Raise the Red Flag, Sing the Internationale
No doubt, as the Central Committee of the CPI (Maoist) puts it, “the martyrdom of comrade Koteswara Rao is a great loss to the Indian revolutionary movement”, but it is that very movement — with all the ups and downs, blunders and triumphs — that still holds out hope for a better world. The unprecedented deployment of police on 27 November in Kishenji’s hometown of Peddapalli couldn’t deter the thousands upon thousands of mourners, a multitude, who came to pay homage to the memory of the Maoist revolutionary on the day of his funeral. His mother Madhuramma, now in her mid-80s, was inconsolable; she hadn’t seen her son for more than three decades, and now, it was his dead body. The anguish Madhuramma felt must have been unbearable. The day after her son was killed, she put it poignantly:5
My son believed in something and he was murdered for that. I want to know how and who are the people behind his killing. I will go to the Calcutta High Court and, if necessary, to the Supreme Court to find out why they killed him like that. . . . I have not seen my son for 37 years. Now I cannot bear to see his body. I waited all these years to see him once before I die. I hope I die before his body arrives, I cannot live anymore.
Meanwhile, the songs that the balladeer Gaddar rendered brought tears to the eyes of those who had gathered there. Madhuramma was not alone, for there were thousands of saddened admirers of the son she had raised, who had gathered to form the multitude. Kishenji’s memory, his life, his work belongs to those who want to create a better world. Cries of “Amar rahe Kishenji”, “Johar Amarajeevi Kishenji” and “Comrade Kishenji, Lal Salaam” filled the air — his heritage truly belongs to the poor peasants, the workers, the revolutionary intellectuals.

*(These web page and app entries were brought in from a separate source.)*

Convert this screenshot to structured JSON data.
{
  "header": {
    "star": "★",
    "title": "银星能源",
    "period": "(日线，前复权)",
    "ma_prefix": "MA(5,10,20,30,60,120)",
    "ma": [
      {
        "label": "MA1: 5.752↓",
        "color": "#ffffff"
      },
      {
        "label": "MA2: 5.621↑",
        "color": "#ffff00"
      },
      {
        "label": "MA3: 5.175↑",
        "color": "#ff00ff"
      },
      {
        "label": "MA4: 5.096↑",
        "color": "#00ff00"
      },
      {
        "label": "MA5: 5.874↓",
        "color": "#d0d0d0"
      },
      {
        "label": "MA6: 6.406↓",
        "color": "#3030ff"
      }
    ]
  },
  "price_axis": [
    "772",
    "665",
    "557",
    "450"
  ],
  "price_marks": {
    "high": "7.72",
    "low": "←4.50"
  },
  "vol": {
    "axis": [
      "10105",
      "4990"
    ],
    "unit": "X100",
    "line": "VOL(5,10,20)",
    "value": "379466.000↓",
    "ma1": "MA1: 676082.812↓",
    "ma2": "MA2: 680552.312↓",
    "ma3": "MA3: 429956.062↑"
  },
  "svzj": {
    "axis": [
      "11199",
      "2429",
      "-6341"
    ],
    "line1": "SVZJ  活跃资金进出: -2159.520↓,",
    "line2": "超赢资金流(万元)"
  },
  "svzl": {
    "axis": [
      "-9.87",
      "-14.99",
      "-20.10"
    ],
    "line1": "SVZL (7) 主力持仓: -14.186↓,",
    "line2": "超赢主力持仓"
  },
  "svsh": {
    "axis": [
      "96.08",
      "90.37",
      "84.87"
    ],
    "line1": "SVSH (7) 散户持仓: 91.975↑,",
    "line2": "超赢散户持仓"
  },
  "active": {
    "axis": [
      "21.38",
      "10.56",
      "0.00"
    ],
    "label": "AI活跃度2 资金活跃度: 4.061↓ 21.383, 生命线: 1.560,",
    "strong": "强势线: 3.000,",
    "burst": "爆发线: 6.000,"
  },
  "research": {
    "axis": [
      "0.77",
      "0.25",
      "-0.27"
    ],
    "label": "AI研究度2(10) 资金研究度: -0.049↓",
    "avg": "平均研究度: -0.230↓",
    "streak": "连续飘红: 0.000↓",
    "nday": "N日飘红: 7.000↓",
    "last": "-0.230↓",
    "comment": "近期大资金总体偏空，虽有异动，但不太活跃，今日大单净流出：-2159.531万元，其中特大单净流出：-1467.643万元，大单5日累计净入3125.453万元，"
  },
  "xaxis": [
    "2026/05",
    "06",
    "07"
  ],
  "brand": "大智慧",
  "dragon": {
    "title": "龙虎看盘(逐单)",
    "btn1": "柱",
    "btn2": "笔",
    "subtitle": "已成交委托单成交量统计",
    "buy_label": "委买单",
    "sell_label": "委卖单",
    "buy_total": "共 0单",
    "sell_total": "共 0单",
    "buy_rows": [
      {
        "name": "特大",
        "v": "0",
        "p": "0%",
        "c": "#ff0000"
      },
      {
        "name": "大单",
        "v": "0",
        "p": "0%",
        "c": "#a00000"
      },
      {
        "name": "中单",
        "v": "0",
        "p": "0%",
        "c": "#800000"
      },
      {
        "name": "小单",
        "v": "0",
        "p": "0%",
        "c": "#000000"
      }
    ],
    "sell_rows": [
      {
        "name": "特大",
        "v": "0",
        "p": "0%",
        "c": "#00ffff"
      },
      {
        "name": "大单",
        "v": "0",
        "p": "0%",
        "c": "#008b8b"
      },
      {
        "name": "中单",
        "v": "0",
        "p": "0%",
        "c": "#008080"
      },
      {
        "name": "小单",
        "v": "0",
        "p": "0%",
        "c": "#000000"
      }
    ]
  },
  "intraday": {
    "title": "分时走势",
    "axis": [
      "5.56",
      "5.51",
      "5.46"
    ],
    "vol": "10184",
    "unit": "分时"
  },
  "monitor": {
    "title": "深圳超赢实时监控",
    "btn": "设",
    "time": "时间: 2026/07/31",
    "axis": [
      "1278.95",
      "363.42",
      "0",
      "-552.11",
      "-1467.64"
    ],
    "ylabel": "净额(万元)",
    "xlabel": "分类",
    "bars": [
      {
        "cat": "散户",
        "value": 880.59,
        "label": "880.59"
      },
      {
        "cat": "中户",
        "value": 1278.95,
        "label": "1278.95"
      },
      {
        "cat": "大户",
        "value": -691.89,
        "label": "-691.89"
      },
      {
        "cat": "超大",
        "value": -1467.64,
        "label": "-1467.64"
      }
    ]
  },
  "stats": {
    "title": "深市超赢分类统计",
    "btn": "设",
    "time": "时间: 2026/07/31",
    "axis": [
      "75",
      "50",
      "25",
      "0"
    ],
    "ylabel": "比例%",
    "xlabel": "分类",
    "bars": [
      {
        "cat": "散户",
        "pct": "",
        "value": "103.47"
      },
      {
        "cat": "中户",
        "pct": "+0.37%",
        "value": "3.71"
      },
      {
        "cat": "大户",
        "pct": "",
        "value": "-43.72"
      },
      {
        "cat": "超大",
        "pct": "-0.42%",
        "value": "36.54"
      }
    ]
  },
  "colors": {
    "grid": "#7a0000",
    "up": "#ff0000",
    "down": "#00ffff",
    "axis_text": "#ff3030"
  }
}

No doubt, Kishenji will hold an important place in Maoist revolutionary history for he truly brought to bear on his practice the Maoist adage that “revolutionary war . . . can be waged only by mobilizing the masses and relying on them”.
3 Sumanta Banerjee’s In the Wake of Naxalbari (Kolkata: Sahitya Samsad, 2008) — first published by the Calcutta publisher Subarnarekha in 1980, and then by Zed Press, London in 1984 under the title India’s Simmering Revolution: The Naxalite Uprising — is an authentic and moving account of the Naxalbari (chapter 4) and Srikakulam (chapter 5) movements.
5 “Not Seen Son for 37 Yrs . . . Can’t Bear to See His Body: Kishenji’s Mother” (Indian Express, 27 November 2011).
Bernard D’Mello is deputy editor, Economic & Political Weekly, and a member of the Committee for the Protection of Democratic Rights, Mumbai. He thanks Gautam Navlakha — conversations over the phone with Gautam helped for bring a semblance of clarity to the thoughts expressed over here.